Fantastic early English proto-prog. The is supposedly one of the best albums to come out of that particular subgenre, apparently akin to other early English bands like Fantasy, Beggar's Opera and Spring. I haven't checked those bands out yet, but if they are anything like this, I will be soon.
This is very beautiful, melancholy and for the most part, mellow stuff. Very atmospheric and morose, yet with a singularly British personality to it. You can literally taste and smell the colors of autumn while listening to it. "Munich" is a fabulous track, with some absolutely gorgeous orchestration that sounds like authentic strings to me, and not mellotron, but I could be wrong. This orchestration makes frequent appereances throughout the album, adding texture to some some already beautiful songs. All the tracks are, for the most part, built around the very pleasent vocals, though there are moments when the band stretches out and engages in some intriguing interplay. The whole affair is awash with tasteful piano, softly pulsing bass and an occasionally biting and ferocious Hammond organ assault when the band builds up the intensity. This is an album whose atmosphere will have a slow but sure effect on the listener, like most great prog albums, its full emotional potential should be slowly realized.
Most of the tracks are short melodic ditties that definitely stick in
your head, except for the aforementioned "Munich" which allows the band some
free-reign jamming, and the epic centerpiece "Let Them Come When They Will"
during which the band experiments with a number of dynamics and some
phenomenal melodic themes over an 12 minute stretch. A highly reccommended
Cressida's second, Asylum, is one of the best of the genre represented by Beggars' Opera, Spring, Fantasy, Fruupp, and other early British symphonic rock artists. Both Asylum and their debut are very rare now (both were original Vertigo "Swirls") and it took a while for them to reissue this first one, but it was well worth the wait. Asylum incorporated a laid-back, jazzy rock style with lots of room for instrumentals and compelling vocal parts.
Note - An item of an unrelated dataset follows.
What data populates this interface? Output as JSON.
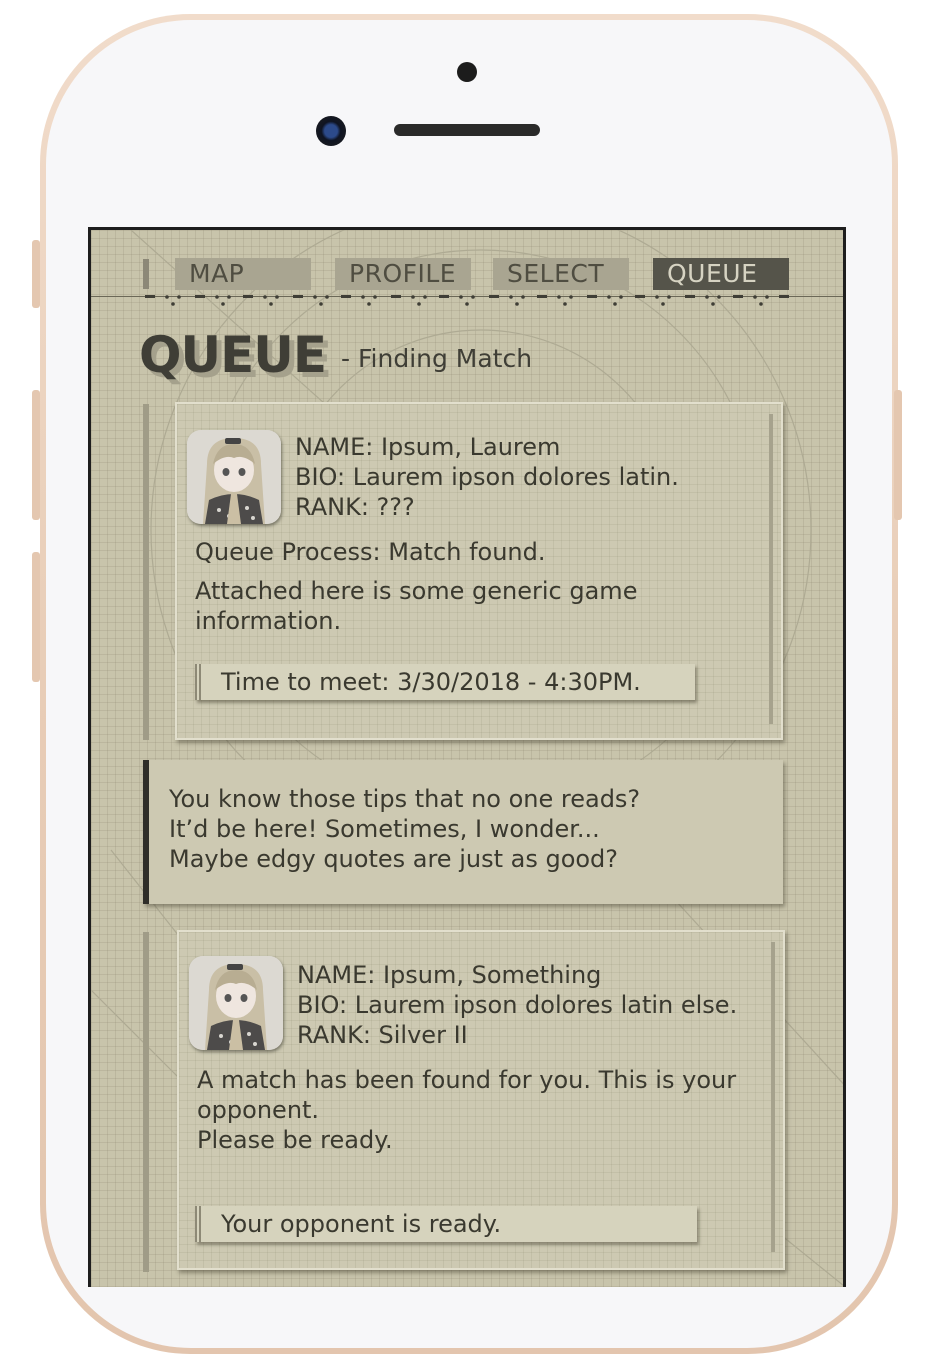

The debut, however, concentrates on shorter, accessible songs that obviously have their roots in the Moody Blues, with vocalist Angus Cullen approaching Justin Hayward very closely. Even with such a strong influence, Cressida's songwriting is particularly excellent, and some of the melodies are very memorable. There are some great instrumental moments such as the organ solo at the end of "Depression," although they aren't as prevalent as they would be on the follow-up. It all adds up for an album that will undoubtedly appeal to fans of early British symphonic rock and pop.
(Originally published in Exposť #1, p. 10, Edited for Gnosis 1/19/01)
Cressida is an English band who released two albums in the early 70's. Asylum is their second album. The album starts with some jamming rock fusion more in the style of the German bands of that time (Out of Focus, Virus, etc.). On the next track, the 10-minute "Munich" we are definitely in UK prog territory. The song starts as a romantic piece with some orchestration, but halfway an up-tempo section for Hammond and electric guitar follows. The end of the track goes back to the romantic mood of the beginning. About equal parts of Moody Blues, Gracious and Caravan give a good idea of what to expect musically. The rest of the album continuous in a similar fashion as "Munich", although the compositions are slightly less sophisticated than on "Munich", except for the last track "Let Them Come When They Will" which is another ten-minute-plus highlight with some dramatic, intense passages. An excellent album and a must have if you like the bands mentioned above.
|Links for further information|